____ Data to use

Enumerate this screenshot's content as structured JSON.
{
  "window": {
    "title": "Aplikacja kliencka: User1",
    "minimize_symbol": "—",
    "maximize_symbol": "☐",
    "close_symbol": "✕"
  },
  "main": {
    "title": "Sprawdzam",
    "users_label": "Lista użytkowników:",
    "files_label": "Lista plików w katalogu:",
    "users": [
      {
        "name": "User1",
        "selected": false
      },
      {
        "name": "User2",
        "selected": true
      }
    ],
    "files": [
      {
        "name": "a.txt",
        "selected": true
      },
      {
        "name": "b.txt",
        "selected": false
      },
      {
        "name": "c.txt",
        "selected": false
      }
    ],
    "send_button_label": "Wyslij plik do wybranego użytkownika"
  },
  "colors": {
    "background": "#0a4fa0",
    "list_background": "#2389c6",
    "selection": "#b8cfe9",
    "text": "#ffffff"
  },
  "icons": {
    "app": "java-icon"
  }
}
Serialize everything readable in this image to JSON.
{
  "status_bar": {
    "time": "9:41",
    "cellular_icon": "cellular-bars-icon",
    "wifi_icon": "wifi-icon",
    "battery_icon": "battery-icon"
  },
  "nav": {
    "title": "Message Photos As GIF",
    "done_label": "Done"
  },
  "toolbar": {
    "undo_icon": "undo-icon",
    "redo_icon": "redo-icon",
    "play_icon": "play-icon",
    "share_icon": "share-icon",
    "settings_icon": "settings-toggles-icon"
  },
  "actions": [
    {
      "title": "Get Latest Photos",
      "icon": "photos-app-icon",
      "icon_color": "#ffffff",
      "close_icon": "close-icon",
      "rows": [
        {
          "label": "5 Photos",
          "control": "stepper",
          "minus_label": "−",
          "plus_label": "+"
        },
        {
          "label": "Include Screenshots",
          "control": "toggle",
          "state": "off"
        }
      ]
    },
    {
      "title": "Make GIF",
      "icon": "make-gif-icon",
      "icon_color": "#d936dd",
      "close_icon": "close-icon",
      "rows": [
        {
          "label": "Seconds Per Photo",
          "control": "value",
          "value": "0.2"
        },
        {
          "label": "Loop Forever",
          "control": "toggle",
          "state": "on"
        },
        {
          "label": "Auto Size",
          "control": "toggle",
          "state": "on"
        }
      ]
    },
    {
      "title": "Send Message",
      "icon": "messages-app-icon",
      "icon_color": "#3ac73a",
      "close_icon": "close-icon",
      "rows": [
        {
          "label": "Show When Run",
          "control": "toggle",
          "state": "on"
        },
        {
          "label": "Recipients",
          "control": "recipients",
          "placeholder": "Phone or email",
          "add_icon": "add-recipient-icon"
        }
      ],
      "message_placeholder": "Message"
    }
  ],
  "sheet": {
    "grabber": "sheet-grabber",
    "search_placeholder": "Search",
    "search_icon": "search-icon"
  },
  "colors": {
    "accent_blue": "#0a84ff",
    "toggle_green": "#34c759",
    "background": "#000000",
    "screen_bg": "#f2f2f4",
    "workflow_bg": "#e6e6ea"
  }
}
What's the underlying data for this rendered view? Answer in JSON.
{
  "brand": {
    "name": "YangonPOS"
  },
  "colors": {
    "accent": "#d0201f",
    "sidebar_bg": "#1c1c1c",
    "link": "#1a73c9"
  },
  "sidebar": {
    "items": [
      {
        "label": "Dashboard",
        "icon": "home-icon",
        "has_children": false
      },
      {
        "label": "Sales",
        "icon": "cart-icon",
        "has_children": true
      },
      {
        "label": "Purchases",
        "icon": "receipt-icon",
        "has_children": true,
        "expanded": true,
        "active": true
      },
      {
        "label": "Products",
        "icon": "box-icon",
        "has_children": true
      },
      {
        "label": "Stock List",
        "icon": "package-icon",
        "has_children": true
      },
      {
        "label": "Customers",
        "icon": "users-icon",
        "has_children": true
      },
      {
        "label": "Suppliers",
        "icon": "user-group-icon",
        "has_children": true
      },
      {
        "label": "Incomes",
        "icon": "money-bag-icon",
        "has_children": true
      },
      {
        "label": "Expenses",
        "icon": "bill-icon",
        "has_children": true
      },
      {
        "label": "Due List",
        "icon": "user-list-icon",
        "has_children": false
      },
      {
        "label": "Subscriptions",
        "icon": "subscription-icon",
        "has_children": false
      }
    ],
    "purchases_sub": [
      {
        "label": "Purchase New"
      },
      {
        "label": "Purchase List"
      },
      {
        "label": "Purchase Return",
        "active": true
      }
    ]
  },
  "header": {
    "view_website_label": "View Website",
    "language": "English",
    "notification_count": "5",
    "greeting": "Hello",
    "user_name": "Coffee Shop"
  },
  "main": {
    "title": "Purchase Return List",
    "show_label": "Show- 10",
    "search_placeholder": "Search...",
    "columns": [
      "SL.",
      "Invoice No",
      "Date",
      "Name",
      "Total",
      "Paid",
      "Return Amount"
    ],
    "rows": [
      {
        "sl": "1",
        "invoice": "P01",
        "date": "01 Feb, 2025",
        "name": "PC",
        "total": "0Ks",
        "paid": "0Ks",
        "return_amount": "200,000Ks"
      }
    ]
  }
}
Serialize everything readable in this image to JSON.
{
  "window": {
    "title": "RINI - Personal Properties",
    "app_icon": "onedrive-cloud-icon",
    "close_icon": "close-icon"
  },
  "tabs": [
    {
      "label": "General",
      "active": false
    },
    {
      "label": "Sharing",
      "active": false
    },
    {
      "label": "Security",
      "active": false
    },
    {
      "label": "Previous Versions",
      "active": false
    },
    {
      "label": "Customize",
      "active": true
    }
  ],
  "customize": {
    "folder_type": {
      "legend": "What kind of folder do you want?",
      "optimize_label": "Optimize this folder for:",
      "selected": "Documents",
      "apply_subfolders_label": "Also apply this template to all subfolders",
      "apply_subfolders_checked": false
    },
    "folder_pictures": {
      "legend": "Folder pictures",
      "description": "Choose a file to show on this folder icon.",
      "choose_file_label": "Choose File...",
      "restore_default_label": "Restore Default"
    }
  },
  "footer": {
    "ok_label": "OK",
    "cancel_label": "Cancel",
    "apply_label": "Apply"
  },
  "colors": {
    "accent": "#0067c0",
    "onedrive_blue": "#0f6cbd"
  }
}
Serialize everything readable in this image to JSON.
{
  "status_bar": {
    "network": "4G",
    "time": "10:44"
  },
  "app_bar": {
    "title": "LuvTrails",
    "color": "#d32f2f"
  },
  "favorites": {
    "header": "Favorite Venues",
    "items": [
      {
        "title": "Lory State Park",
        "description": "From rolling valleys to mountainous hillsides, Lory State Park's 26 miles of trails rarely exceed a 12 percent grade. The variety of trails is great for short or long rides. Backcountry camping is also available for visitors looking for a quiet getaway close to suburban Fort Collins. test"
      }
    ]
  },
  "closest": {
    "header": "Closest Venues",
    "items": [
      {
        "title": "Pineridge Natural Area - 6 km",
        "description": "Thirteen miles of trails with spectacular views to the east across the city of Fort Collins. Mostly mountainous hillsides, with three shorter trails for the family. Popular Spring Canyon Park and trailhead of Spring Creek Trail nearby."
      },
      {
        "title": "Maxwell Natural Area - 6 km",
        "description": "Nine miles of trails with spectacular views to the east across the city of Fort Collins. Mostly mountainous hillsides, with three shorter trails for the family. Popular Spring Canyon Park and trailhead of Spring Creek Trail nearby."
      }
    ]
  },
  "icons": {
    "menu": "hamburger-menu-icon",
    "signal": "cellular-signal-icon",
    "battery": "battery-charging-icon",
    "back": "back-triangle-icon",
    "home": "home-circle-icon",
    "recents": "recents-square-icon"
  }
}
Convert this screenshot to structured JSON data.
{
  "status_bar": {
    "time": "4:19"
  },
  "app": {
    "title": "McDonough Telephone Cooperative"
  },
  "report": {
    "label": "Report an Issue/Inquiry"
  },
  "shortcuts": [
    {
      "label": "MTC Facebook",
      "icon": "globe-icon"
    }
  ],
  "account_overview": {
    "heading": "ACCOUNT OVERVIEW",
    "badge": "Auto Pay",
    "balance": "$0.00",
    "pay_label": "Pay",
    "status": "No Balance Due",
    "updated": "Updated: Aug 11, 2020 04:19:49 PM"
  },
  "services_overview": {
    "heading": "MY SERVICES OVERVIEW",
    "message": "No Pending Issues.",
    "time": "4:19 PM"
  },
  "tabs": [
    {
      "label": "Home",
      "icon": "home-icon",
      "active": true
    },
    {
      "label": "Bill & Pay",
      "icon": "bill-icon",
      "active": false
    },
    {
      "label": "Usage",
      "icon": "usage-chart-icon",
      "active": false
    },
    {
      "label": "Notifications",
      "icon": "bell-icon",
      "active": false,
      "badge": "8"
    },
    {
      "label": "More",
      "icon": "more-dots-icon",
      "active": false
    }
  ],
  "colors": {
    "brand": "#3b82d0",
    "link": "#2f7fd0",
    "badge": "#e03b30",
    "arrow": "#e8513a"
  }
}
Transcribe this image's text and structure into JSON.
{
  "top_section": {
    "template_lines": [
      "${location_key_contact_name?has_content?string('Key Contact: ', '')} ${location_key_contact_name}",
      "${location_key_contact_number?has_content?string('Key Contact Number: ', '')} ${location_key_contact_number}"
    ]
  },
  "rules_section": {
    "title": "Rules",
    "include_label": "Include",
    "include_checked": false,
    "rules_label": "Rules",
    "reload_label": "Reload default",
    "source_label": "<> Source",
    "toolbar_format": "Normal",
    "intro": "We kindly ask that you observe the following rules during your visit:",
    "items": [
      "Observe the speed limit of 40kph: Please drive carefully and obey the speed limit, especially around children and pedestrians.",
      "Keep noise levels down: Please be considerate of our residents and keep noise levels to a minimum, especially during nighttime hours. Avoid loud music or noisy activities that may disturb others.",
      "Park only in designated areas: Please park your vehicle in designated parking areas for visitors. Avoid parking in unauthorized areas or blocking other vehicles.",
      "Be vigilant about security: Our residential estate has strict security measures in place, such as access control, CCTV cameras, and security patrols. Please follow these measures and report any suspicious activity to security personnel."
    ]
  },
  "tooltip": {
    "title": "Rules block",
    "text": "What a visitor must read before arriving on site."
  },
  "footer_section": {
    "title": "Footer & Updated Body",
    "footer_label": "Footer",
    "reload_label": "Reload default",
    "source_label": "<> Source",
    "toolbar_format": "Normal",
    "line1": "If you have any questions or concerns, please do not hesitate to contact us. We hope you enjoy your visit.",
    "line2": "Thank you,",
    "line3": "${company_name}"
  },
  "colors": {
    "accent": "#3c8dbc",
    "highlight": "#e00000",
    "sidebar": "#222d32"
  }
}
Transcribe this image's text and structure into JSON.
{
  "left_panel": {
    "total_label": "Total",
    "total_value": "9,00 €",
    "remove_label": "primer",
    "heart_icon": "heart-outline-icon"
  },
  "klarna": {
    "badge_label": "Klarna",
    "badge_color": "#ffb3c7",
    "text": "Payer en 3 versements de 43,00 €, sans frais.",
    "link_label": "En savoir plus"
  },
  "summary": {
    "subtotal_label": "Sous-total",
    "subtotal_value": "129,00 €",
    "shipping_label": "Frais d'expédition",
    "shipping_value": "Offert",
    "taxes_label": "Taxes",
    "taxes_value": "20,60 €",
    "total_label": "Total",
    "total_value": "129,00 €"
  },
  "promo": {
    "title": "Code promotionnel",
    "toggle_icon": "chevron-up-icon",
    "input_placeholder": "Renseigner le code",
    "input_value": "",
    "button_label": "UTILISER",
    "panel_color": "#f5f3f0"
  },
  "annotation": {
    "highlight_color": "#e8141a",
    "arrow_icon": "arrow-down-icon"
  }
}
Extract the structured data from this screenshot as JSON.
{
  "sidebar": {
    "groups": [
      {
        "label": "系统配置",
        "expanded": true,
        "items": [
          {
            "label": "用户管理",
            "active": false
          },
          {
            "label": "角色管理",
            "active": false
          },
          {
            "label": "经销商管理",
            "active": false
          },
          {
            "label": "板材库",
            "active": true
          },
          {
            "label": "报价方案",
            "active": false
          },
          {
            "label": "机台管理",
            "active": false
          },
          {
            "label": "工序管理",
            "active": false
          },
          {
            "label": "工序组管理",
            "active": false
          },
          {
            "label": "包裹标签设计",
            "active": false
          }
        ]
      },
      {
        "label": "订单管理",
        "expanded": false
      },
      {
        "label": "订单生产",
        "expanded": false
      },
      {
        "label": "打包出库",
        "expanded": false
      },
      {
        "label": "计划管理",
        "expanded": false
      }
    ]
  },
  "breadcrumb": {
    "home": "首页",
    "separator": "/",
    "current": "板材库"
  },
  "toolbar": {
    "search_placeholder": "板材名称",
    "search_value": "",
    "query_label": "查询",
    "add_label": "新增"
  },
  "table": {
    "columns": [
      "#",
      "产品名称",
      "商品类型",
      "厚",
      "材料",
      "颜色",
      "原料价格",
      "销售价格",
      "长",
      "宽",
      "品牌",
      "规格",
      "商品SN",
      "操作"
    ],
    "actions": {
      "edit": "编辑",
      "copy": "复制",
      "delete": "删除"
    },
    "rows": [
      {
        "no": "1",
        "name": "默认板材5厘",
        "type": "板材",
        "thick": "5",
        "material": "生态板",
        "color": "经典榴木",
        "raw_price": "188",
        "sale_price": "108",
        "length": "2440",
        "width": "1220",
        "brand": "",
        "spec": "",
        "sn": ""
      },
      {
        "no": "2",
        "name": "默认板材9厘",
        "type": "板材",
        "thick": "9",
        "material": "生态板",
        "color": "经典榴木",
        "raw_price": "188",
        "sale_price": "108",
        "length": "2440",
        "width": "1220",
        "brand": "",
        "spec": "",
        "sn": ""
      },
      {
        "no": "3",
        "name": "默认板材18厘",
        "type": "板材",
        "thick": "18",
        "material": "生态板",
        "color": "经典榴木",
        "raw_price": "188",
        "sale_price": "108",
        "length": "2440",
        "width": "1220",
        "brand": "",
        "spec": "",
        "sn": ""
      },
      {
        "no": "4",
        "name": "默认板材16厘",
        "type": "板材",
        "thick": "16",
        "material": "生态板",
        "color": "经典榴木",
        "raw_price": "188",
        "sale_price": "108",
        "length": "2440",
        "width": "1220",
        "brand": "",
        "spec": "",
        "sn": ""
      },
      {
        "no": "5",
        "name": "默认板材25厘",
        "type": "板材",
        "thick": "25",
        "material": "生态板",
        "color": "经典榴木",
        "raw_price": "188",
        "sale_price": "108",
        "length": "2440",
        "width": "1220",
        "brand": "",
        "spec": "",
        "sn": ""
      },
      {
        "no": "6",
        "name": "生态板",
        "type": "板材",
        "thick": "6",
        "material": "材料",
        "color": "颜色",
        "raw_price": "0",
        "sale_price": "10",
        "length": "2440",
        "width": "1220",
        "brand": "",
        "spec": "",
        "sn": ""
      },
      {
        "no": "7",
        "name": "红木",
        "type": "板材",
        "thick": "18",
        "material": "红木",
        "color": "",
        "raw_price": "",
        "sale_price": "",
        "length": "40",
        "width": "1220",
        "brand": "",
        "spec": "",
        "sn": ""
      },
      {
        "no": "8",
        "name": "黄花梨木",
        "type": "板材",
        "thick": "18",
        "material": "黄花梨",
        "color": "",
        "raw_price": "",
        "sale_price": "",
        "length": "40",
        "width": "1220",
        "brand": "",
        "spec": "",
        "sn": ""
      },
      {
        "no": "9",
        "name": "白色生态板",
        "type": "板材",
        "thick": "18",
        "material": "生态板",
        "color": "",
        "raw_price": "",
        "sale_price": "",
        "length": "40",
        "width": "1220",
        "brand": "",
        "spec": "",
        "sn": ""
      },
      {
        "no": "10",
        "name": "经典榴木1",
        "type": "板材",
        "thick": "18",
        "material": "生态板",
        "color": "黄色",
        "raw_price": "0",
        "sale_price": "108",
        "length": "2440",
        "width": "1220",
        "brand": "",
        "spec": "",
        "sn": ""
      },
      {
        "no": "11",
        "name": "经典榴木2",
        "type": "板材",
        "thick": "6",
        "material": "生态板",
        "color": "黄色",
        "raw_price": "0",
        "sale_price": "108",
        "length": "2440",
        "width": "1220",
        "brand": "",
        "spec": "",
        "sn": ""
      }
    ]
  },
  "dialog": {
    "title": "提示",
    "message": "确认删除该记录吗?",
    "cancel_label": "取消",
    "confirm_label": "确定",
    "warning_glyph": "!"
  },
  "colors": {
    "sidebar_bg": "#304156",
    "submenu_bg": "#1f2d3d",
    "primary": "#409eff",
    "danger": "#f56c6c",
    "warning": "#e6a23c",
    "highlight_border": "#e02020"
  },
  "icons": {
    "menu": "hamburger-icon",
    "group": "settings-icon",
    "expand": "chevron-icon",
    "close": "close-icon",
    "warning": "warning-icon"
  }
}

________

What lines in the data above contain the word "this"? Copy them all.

▶ _Solution to the exercise_
Enumerate this screenshot's content as structured JSON.
Serialize everything readable in this image to JSON.
What's the underlying data for this rendered view? Answer in JSON.
Serialize everything readable in this image to JSON.
      "optimize_label": "Optimize this folder for:",
      "apply_subfolders_label": "Also apply this template to all subfolders",
      "description": "Choose a file to show on this folder icon.",
Serialize everything readable in this image to JSON.
Convert this screenshot to structured JSON data.
Transcribe this image's text and structure into JSON.
Transcribe this image's text and structure into JSON.
Extract the structured data from this screenshot as JSON.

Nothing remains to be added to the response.